++++ Extracted records

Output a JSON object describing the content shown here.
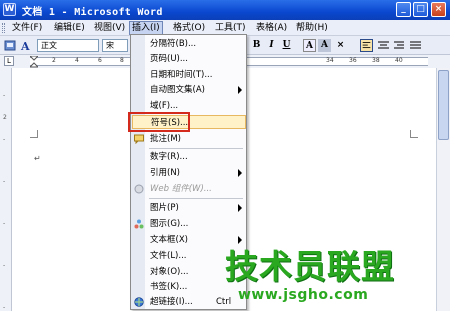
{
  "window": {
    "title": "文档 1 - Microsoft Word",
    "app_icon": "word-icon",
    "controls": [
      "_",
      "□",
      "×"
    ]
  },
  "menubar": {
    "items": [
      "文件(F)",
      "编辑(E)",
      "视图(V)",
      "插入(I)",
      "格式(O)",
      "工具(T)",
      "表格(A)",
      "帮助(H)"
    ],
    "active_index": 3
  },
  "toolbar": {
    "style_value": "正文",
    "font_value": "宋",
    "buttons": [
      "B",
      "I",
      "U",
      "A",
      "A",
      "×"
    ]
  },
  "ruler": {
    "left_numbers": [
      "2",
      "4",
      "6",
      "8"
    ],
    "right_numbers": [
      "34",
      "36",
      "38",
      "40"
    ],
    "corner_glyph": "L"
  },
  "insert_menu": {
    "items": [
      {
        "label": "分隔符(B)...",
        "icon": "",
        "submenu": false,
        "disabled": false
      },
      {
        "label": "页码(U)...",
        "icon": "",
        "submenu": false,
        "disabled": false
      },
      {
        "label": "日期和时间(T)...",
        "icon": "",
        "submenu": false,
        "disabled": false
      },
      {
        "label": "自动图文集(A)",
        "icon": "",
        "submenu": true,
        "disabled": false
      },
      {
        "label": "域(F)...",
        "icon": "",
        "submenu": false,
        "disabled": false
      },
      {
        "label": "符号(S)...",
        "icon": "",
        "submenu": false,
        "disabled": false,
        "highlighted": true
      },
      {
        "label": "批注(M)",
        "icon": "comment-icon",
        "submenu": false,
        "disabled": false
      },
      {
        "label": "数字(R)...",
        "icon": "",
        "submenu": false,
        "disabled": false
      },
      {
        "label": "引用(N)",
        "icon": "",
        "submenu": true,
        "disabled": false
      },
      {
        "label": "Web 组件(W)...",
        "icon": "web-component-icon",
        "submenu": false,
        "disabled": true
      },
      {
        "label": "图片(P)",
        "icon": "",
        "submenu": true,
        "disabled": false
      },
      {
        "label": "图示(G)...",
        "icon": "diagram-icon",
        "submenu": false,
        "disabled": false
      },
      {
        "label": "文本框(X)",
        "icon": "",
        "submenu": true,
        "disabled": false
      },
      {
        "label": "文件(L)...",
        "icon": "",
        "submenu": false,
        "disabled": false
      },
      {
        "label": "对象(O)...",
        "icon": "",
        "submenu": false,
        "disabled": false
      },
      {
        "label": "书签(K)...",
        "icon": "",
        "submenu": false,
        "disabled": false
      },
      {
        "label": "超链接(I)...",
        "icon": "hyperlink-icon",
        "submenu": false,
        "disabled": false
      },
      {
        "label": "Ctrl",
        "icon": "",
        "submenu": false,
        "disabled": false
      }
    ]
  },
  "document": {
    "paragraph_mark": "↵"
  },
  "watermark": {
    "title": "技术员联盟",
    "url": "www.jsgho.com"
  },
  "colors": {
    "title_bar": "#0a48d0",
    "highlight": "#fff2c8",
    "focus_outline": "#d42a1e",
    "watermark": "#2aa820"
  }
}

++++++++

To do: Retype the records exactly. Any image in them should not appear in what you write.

Solution for this exercise:
Output a JSON object describing the content shown here.
{
  "window": {
    "title": "文档 1 - Microsoft Word",
    "app_icon": "word-icon",
    "controls": [
      "_",
      "□",
      "×"
    ]
  },
  "menubar": {
    "items": [
      "文件(F)",
      "编辑(E)",
      "视图(V)",
      "插入(I)",
      "格式(O)",
      "工具(T)",
      "表格(A)",
      "帮助(H)"
    ],
    "active_index": 3
  },
  "toolbar": {
    "style_value": "正文",
    "font_value": "宋",
    "buttons": [
      "B",
      "I",
      "U",
      "A",
      "A",
      "×"
    ]
  },
  "ruler": {
    "left_numbers": [
      "2",
      "4",
      "6",
      "8"
    ],
    "right_numbers": [
      "34",
      "36",
      "38",
      "40"
    ],
    "corner_glyph": "L"
  },
  "insert_menu": {
    "items": [
      {
        "label": "分隔符(B)...",
        "icon": "",
        "submenu": false,
        "disabled": false
      },
      {
        "label": "页码(U)...",
        "icon": "",
        "submenu": false,
        "disabled": false
      },
      {
        "label": "日期和时间(T)...",
        "icon": "",
        "submenu": false,
        "disabled": false
      },
      {
        "label": "自动图文集(A)",
        "icon": "",
        "submenu": true,
        "disabled": false
      },
      {
        "label": "域(F)...",
        "icon": "",
        "submenu": false,
        "disabled": false
      },
      {
        "label": "符号(S)...",
        "icon": "",
        "submenu": false,
        "disabled": false,
        "highlighted": true
      },
      {
        "label": "批注(M)",
        "icon": "comment-icon",
        "submenu": false,
        "disabled": false
      },
      {
        "label": "数字(R)...",
        "icon": "",
        "submenu": false,
        "disabled": false
      },
      {
        "label": "引用(N)",
        "icon": "",
        "submenu": true,
        "disabled": false
      },
      {
        "label": "Web 组件(W)...",
        "icon": "web-component-icon",
        "submenu": false,
        "disabled": true
      },
      {
        "label": "图片(P)",
        "icon": "",
        "submenu": true,
        "disabled": false
      },
      {
        "label": "图示(G)...",
        "icon": "diagram-icon",
        "submenu": false,
        "disabled": false
      },
      {
        "label": "文本框(X)",
        "icon": "",
        "submenu": true,
        "disabled": false
      },
      {
        "label": "文件(L)...",
        "icon": "",
        "submenu": false,
        "disabled": false
      },
      {
        "label": "对象(O)...",
        "icon": "",
        "submenu": false,
        "disabled": false
      },
      {
        "label": "书签(K)...",
        "icon": "",
        "submenu": false,
        "disabled": false
      },
      {
        "label": "超链接(I)...",
        "icon": "hyperlink-icon",
        "submenu": false,
        "disabled": false
      },
      {
        "label": "Ctrl",
        "icon": "",
        "submenu": false,
        "disabled": false
      }
    ]
  },
  "document": {
    "paragraph_mark": "↵"
  },
  "watermark": {
    "title": "技术员联盟",
    "url": "www.jsgho.com"
  },
  "colors": {
    "title_bar": "#0a48d0",
    "highlight": "#fff2c8",
    "focus_outline": "#d42a1e",
    "watermark": "#2aa820"
  }
}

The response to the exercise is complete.